The required lines are those that contain "info"; pull them out of the data and copy them.

Items listed in a dataset
──────────────────────────────

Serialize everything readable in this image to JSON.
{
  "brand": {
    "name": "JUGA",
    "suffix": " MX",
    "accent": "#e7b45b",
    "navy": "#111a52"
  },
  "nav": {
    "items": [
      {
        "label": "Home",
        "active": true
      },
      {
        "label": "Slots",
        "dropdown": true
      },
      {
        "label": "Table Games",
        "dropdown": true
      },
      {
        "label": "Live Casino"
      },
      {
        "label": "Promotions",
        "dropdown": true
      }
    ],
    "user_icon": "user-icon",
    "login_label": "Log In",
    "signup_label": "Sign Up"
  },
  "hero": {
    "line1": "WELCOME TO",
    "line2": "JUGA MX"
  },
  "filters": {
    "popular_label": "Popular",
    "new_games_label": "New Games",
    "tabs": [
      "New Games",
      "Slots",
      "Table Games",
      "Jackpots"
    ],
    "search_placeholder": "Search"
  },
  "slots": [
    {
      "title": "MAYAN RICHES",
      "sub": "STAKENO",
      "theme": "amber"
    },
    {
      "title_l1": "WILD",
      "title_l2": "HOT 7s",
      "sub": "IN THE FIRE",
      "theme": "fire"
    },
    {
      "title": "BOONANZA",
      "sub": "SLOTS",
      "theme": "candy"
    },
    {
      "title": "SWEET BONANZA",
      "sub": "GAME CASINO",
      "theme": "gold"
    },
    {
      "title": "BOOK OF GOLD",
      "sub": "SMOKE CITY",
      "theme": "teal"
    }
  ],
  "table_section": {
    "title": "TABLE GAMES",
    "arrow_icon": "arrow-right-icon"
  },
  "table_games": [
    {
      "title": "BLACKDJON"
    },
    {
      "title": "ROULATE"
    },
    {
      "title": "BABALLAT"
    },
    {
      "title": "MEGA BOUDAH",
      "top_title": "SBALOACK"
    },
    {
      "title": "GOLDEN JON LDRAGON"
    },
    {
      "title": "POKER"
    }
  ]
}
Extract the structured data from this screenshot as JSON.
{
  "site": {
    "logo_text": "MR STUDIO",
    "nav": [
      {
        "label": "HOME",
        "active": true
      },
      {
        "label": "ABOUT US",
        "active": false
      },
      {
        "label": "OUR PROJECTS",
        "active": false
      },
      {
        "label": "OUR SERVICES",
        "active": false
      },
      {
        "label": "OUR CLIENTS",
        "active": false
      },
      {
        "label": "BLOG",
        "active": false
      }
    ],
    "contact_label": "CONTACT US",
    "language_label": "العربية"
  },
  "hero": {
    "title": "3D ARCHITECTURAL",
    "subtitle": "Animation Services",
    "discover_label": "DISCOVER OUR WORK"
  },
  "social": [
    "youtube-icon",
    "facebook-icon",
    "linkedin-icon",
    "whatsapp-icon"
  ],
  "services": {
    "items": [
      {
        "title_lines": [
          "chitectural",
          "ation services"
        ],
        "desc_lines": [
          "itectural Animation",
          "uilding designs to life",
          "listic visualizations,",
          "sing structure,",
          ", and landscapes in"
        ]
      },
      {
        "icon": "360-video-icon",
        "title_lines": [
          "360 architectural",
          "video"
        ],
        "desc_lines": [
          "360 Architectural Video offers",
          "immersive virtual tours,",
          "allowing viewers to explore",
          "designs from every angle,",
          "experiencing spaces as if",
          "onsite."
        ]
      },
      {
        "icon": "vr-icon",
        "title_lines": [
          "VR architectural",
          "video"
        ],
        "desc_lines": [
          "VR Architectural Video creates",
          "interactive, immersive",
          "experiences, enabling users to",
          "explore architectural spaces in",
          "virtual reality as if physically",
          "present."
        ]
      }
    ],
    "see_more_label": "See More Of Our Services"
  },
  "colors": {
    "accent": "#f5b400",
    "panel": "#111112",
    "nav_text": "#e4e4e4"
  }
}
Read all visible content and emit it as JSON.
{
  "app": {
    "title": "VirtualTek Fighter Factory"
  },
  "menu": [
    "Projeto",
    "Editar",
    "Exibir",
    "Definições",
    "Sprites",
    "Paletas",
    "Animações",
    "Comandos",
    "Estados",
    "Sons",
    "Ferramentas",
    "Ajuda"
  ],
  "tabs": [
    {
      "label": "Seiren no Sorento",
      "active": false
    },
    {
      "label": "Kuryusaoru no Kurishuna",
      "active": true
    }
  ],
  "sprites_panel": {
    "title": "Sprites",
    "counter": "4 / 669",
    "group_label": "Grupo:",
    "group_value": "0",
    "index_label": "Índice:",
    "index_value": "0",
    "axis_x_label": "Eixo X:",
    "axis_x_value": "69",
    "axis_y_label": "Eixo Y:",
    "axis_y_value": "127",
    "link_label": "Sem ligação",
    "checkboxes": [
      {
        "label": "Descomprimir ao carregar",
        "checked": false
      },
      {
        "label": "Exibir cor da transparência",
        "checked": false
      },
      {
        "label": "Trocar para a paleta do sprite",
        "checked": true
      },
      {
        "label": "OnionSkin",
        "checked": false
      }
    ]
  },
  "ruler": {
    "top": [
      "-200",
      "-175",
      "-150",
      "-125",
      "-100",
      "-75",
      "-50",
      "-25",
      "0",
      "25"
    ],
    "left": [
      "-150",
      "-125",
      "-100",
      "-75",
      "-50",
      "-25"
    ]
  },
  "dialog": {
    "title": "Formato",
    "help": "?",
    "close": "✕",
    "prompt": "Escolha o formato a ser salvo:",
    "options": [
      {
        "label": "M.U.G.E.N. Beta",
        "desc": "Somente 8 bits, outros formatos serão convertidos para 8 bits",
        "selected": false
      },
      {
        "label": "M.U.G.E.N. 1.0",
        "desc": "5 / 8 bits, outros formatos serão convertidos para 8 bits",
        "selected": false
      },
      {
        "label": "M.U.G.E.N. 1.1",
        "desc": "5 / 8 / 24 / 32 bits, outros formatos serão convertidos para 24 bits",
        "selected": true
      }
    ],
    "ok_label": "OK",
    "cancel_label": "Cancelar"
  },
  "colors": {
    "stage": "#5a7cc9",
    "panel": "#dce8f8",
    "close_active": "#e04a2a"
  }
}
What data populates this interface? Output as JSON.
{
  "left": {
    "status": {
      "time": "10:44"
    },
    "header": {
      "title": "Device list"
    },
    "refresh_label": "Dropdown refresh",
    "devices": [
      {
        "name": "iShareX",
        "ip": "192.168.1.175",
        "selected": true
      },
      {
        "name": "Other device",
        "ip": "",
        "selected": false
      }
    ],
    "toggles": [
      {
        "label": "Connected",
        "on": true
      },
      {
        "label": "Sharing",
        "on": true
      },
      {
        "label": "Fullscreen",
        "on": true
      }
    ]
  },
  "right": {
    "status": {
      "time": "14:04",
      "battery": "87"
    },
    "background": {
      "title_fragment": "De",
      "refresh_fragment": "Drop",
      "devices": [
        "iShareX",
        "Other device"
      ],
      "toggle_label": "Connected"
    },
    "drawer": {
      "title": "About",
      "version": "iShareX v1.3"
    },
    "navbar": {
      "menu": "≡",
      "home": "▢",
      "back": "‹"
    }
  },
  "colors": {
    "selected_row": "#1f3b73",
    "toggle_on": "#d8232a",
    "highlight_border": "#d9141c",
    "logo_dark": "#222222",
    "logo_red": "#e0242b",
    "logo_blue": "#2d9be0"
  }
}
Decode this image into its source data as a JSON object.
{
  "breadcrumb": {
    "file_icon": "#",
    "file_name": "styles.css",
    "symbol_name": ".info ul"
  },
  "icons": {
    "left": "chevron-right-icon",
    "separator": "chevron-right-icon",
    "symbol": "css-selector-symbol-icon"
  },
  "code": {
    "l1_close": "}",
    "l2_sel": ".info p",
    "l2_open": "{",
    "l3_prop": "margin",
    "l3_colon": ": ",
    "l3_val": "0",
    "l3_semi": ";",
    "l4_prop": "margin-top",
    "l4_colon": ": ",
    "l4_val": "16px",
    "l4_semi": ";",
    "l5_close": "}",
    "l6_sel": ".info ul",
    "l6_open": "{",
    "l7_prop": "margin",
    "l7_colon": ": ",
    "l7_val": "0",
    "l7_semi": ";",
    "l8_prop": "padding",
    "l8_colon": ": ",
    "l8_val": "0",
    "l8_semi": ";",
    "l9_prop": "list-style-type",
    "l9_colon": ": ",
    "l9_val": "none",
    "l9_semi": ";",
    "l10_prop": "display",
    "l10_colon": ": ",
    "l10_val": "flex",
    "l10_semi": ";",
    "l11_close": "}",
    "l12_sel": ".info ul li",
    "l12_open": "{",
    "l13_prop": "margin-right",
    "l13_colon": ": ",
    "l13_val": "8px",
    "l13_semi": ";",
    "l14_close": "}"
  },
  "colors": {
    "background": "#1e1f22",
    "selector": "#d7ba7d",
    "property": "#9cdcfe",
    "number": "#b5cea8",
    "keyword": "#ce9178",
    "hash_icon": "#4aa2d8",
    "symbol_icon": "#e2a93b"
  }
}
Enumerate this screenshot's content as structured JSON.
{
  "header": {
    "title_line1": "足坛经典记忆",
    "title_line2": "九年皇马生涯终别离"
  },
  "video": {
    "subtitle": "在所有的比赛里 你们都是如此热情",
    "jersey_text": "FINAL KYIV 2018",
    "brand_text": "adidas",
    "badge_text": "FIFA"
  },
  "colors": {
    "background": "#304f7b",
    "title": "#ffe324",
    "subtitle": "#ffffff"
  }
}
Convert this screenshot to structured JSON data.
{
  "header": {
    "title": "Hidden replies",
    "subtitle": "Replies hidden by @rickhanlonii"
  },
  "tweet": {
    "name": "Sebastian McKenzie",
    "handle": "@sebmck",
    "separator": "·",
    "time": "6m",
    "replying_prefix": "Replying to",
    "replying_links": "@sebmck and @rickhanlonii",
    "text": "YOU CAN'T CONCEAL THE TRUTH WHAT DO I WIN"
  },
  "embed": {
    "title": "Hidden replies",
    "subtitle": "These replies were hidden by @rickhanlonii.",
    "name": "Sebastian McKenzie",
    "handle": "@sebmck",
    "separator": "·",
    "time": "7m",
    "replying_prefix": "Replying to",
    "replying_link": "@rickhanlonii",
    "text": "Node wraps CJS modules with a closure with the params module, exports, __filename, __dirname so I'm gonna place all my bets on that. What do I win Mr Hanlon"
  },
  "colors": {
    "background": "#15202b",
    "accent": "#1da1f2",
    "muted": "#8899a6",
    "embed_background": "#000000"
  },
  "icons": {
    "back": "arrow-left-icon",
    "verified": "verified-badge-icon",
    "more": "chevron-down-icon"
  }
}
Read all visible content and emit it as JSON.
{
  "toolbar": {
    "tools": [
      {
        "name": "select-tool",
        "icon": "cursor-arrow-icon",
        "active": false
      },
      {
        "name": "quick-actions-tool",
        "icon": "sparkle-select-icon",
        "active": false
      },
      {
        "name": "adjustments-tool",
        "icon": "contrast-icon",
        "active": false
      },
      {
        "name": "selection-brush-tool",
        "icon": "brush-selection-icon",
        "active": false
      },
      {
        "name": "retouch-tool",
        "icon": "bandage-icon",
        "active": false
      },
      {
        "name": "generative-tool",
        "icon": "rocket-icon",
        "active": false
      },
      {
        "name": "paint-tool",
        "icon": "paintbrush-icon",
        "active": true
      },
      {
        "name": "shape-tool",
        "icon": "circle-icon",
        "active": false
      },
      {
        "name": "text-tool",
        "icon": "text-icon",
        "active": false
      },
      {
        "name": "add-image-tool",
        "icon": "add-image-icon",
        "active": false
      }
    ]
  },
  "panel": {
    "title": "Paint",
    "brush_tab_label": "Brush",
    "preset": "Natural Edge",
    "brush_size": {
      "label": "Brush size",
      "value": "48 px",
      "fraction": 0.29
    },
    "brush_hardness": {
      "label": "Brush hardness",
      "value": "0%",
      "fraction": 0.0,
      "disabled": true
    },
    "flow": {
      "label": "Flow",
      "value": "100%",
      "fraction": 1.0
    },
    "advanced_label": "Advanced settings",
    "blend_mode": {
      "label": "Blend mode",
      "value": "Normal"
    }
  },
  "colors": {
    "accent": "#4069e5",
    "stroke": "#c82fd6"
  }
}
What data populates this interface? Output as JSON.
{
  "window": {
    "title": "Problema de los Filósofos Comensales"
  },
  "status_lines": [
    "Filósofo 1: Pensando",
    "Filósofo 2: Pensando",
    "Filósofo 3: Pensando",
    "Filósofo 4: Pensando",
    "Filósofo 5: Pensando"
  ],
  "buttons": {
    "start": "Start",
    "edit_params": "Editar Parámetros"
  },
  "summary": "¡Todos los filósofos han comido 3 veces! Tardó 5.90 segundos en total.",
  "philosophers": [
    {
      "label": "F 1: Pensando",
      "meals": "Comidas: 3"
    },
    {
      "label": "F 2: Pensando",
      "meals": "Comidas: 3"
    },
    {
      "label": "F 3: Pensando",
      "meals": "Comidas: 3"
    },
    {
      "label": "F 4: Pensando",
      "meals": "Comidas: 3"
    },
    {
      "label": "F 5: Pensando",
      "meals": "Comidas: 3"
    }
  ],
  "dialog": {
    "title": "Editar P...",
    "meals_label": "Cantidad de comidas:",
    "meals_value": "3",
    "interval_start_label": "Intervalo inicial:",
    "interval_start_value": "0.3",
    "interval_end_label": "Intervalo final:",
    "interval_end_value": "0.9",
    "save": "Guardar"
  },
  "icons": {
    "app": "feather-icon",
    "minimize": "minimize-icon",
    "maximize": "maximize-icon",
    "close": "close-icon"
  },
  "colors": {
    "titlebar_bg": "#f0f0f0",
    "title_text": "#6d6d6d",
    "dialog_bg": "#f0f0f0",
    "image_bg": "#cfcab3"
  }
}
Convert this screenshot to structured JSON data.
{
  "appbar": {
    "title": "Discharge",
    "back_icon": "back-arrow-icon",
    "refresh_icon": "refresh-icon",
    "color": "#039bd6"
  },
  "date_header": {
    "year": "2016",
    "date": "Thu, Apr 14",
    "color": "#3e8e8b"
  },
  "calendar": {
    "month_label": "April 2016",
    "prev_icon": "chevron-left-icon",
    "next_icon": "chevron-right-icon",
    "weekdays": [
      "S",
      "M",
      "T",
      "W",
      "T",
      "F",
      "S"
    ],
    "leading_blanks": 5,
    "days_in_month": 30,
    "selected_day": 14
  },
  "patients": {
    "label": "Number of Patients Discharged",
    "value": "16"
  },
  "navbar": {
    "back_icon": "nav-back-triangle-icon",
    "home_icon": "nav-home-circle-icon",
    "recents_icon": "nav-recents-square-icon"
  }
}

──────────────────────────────

• YOUR SOLUTION:
    "symbol_name": ".info ul"
    "l2_sel": ".info p",
    "l6_sel": ".info ul",
    "l12_sel": ".info ul li",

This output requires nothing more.